With Purchase, Google Targets Large Businesses
Tuesday, July 10, 2007
Google delved deeper into the business software market yesterday with its announcement it would acquire Postini for $625 million in cash.
Postini, a closely held company with about 300 employees, sells software that protects e-mail, instant messaging and other Web-based communications from viruses and spam. The company said it hopes the acquisition would attract larger business clients seeking to comply with complex security regulations.
Google, which started by offering applications aimed at consumers, has been developing and promoting software that businesses and corporations use, trying to make inroads into Microsoft's market. Microsoft sells software such as Office through retailers while Google distributes applications over the Internet and makes money from advertising and subscriptions.
"There's nothing to install, nothing to maintain, and it costs much less," said Dave Girouard, vice president of Google Enterprise.
This is the second security company to be bought by Google. Two months ago it acquired GreenBorder Technologies.

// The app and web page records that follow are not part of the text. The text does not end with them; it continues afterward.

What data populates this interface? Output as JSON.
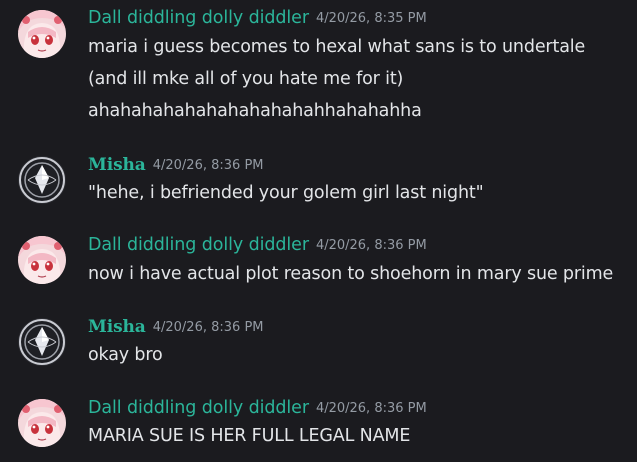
{
  "messages": [
    {
      "author": "Dall diddling dolly diddler",
      "timestamp": "4/20/26, 8:35 PM",
      "lines": [
        "maria i guess becomes to hexal what sans is to undertale",
        "(and ill mke all of you hate me for it)",
        "ahahahahahahahahahahahhahahahha"
      ]
    },
    {
      "author": "Misha",
      "timestamp": "4/20/26, 8:36 PM",
      "lines": [
        "\"hehe, i befriended your golem girl last night\""
      ]
    },
    {
      "author": "Dall diddling dolly diddler",
      "timestamp": "4/20/26, 8:36 PM",
      "lines": [
        "now i have actual plot reason to shoehorn in mary sue prime"
      ]
    },
    {
      "author": "Misha",
      "timestamp": "4/20/26, 8:36 PM",
      "lines": [
        "okay bro"
      ]
    },
    {
      "author": "Dall diddling dolly diddler",
      "timestamp": "4/20/26, 8:36 PM",
      "lines": [
        "MARIA SUE IS HER FULL LEGAL NAME"
      ]
    }
  ],
  "colors": {
    "background": "#1b1b1f",
    "username": "#2bb59a",
    "timestamp": "#949ba4",
    "text": "#e3e5e8"
  }
}
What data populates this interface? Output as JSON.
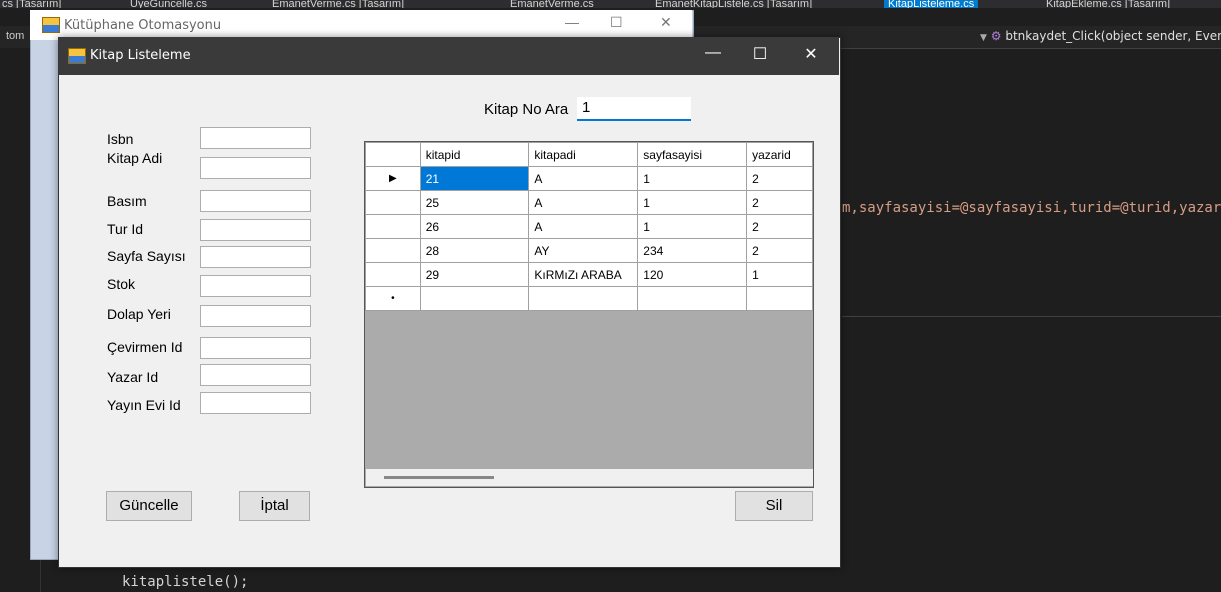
{
  "ide": {
    "tabs": [
      {
        "label": "cs [Tasarım]",
        "active": false
      },
      {
        "label": "UyeGuncelle.cs",
        "active": false
      },
      {
        "label": "EmanetVerme.cs [Tasarım]",
        "active": false
      },
      {
        "label": "EmanetVerme.cs",
        "active": false
      },
      {
        "label": "EmanetKitapListele.cs [Tasarım]",
        "active": false
      },
      {
        "label": "KitapListeleme.cs",
        "active": true
      },
      {
        "label": "KitapEkleme.cs [Tasarım]",
        "active": false
      }
    ],
    "left_nav": "tom",
    "method_dropdown": "btnkaydet_Click(object sender, EventArgs e)",
    "code_line_sql": "m,sayfasayisi=@sayfasayisi,turid=@turid,yazari",
    "code_line_call": "kitaplistele();"
  },
  "back_window": {
    "title": "Kütüphane Otomasyonu"
  },
  "form": {
    "title": "Kitap Listeleme",
    "search_label": "Kitap No Ara",
    "search_value": "1",
    "fields": [
      {
        "label": "Isbn",
        "value": ""
      },
      {
        "label": "Kitap Adi",
        "value": ""
      },
      {
        "label": "Basım",
        "value": ""
      },
      {
        "label": "Tur Id",
        "value": ""
      },
      {
        "label": "Sayfa Sayısı",
        "value": ""
      },
      {
        "label": "Stok",
        "value": ""
      },
      {
        "label": "Dolap Yeri",
        "value": ""
      },
      {
        "label": "Çevirmen Id",
        "value": ""
      },
      {
        "label": "Yazar Id",
        "value": ""
      },
      {
        "label": "Yayın Evi Id",
        "value": ""
      }
    ],
    "buttons": {
      "update": "Güncelle",
      "cancel": "İptal",
      "delete": "Sil"
    },
    "grid": {
      "columns": [
        "kitapid",
        "kitapadi",
        "sayfasayisi",
        "yazarid"
      ],
      "rows": [
        [
          "21",
          "A",
          "1",
          "2"
        ],
        [
          "25",
          "A",
          "1",
          "2"
        ],
        [
          "26",
          "A",
          "1",
          "2"
        ],
        [
          "28",
          "AY",
          "234",
          "2"
        ],
        [
          "29",
          "KıRMıZı ARABA",
          "120",
          "1"
        ]
      ],
      "current_row_marker": "▶",
      "new_row_marker": "•"
    }
  }
}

Other companies have made similar moves to obtain Internet security services. In 2005, Microsoft acquired FrontBridge Technologies, a Postini competitor. Internet security company Symantec bought Brightmail in 2004, fortifying its defense against junk mail. Google said it expects the Postini deal to close by the end of the third quarter.

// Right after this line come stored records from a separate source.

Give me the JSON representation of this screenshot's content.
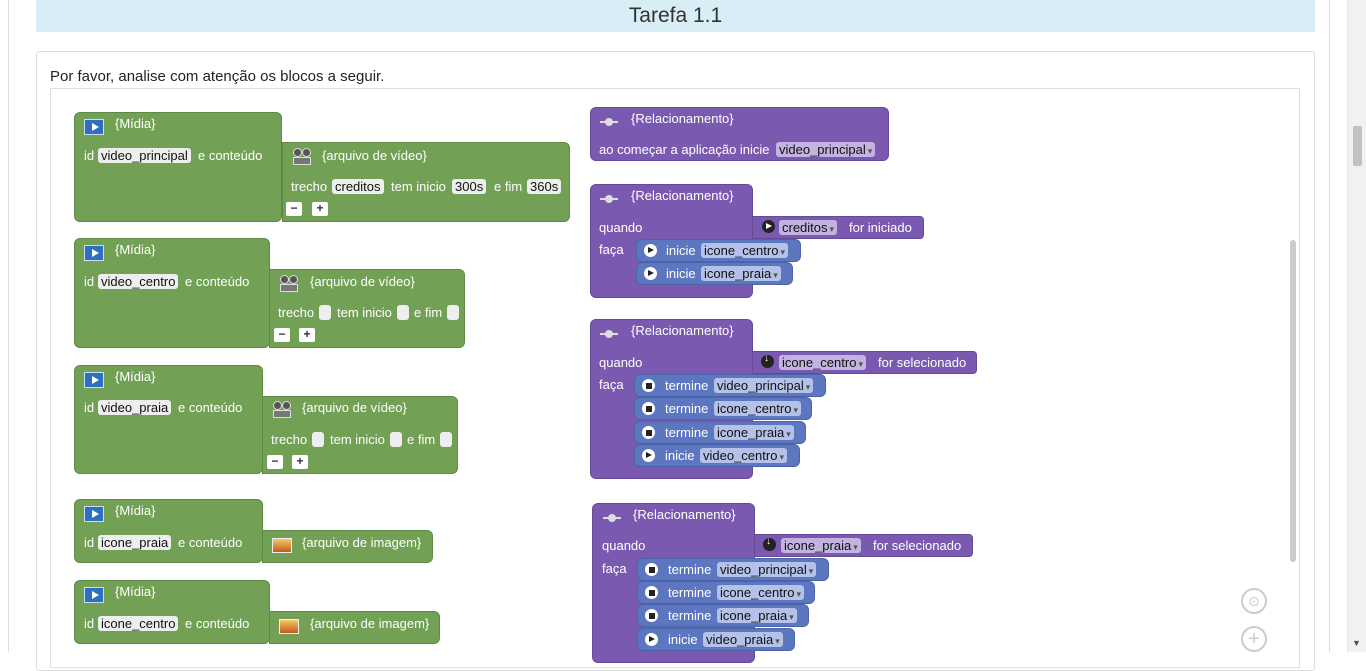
{
  "page": {
    "title": "Tarefa 1.1",
    "prompt": "Por favor, analise com atenção os blocos a seguir."
  },
  "media_blocks": [
    {
      "header": "{Mídia}",
      "id_label": "id",
      "id_value": "video_principal",
      "content_label": "e conteúdo",
      "type_label": "{arquivo de vídeo}",
      "trecho_label": "trecho",
      "trecho_value": "creditos",
      "inicio_label": "tem inicio",
      "inicio_value": "300s",
      "fim_label": "e fim",
      "fim_value": "360s",
      "minus": "−",
      "plus": "+"
    },
    {
      "header": "{Mídia}",
      "id_label": "id",
      "id_value": "video_centro",
      "content_label": "e conteúdo",
      "type_label": "{arquivo de vídeo}",
      "trecho_label": "trecho",
      "inicio_label": "tem inicio",
      "fim_label": "e fim",
      "minus": "−",
      "plus": "+"
    },
    {
      "header": "{Mídia}",
      "id_label": "id",
      "id_value": "video_praia",
      "content_label": "e conteúdo",
      "type_label": "{arquivo de vídeo}",
      "trecho_label": "trecho",
      "inicio_label": "tem inicio",
      "fim_label": "e fim",
      "minus": "−",
      "plus": "+"
    },
    {
      "header": "{Mídia}",
      "id_label": "id",
      "id_value": "icone_praia",
      "content_label": "e conteúdo",
      "type_label": "{arquivo de imagem}"
    },
    {
      "header": "{Mídia}",
      "id_label": "id",
      "id_value": "icone_centro",
      "content_label": "e conteúdo",
      "type_label": "{arquivo de imagem}"
    }
  ],
  "relation_blocks": [
    {
      "header": "{Relacionamento}",
      "start_label": "ao começar a aplicação inicie",
      "start_value": "video_principal"
    },
    {
      "header": "{Relacionamento}",
      "when_label": "quando",
      "do_label": "faça",
      "cond_value": "creditos",
      "cond_event": "for iniciado",
      "actions": [
        {
          "verb": "inicie",
          "target": "icone_centro"
        },
        {
          "verb": "inicie",
          "target": "icone_praia"
        }
      ]
    },
    {
      "header": "{Relacionamento}",
      "when_label": "quando",
      "do_label": "faça",
      "cond_value": "icone_centro",
      "cond_event": "for selecionado",
      "actions": [
        {
          "verb": "termine",
          "target": "video_principal"
        },
        {
          "verb": "termine",
          "target": "icone_centro"
        },
        {
          "verb": "termine",
          "target": "icone_praia"
        },
        {
          "verb": "inicie",
          "target": "video_centro"
        }
      ]
    },
    {
      "header": "{Relacionamento}",
      "when_label": "quando",
      "do_label": "faça",
      "cond_value": "icone_praia",
      "cond_event": "for selecionado",
      "actions": [
        {
          "verb": "termine",
          "target": "video_principal"
        },
        {
          "verb": "termine",
          "target": "icone_centro"
        },
        {
          "verb": "termine",
          "target": "icone_praia"
        },
        {
          "verb": "inicie",
          "target": "video_praia"
        }
      ]
    }
  ],
  "dropdown_arrow": "▾",
  "colors": {
    "media": "#72a155",
    "relation": "#7a5ab0",
    "action": "#5c76c0",
    "title_bg": "#d9edf7"
  }
}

Google's foray into business software began after it added applications like Internet calendars, a Web page publisher and embedded instant messaging to its e-mail service Gmail. Last year the company snapped up Writely, an online word processor, to enhance its Docs & Spreadsheets application, which lets users share information in real time. And last week, Google bought GrandCentral Communications, a Web-based phone service that allows users to manage voice mail online and program one phone number to ring multiple phones.

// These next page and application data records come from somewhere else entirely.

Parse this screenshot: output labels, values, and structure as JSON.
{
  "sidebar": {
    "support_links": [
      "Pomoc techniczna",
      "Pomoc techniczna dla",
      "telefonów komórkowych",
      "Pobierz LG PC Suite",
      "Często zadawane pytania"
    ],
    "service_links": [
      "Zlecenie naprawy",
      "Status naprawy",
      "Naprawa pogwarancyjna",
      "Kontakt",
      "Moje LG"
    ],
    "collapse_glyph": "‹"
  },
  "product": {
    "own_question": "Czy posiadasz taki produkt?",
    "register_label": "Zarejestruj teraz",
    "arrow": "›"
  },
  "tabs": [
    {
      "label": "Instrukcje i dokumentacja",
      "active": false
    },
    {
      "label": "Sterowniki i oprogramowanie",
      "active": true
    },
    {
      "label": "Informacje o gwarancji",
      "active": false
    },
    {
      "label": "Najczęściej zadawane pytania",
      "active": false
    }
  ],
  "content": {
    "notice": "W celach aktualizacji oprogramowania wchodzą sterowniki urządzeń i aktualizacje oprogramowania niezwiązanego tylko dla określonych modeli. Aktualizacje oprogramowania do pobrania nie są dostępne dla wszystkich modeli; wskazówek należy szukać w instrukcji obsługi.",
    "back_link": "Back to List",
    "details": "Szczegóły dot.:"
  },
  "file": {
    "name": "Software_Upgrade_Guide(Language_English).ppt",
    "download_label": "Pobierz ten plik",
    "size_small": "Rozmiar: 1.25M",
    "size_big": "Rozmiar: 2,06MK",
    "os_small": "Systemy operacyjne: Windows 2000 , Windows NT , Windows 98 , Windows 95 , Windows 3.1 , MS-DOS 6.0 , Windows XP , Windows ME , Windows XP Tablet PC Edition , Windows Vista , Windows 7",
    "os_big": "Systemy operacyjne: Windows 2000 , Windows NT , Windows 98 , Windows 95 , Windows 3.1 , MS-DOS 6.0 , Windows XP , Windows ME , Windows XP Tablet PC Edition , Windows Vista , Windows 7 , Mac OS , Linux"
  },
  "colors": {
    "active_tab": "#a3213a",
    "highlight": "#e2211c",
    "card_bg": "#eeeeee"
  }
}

As Google adds more applications, it further challenges established business software like Microsoft Office. Google Apps, the collection of Google's business software, has attracted about 100,000 business users and a handful of university clients, according to the company.
About 1,000 small businesses sign up for Google Apps each day, but larger businesses have been reluctant to move to Internet applications because of security and corporate compliance requirements, Google executives said yesterday. Adding Postini would help streamline the intricate security mandates of these big organizations, they said.
Postini serves 35,000 business customers worldwide. Google will continue to support existing Postini customers outside Google Apps. The two companies started partnering on administration, security and archiving for Gmail in April, and that relationship evolved into acquisition talks.
"Clearly Google was an opportunity to accelerate our own strategy and our own growth," said Quentin P. Gallivan, chief executive of Postini, based in San Carlos, Calif.
Shar VanBoskirk, analyst for Forrester Research, said Google is attempting to expand its online role.
"This is a great, competitive thing to do against Microsoft," VanBoskirk said. "As we continue to watch the sparring match, this is Google saying to Microsoft, 'We're going to compete in your core business. It's not just the online advertising world, we're going to compete in the applications world as well.' "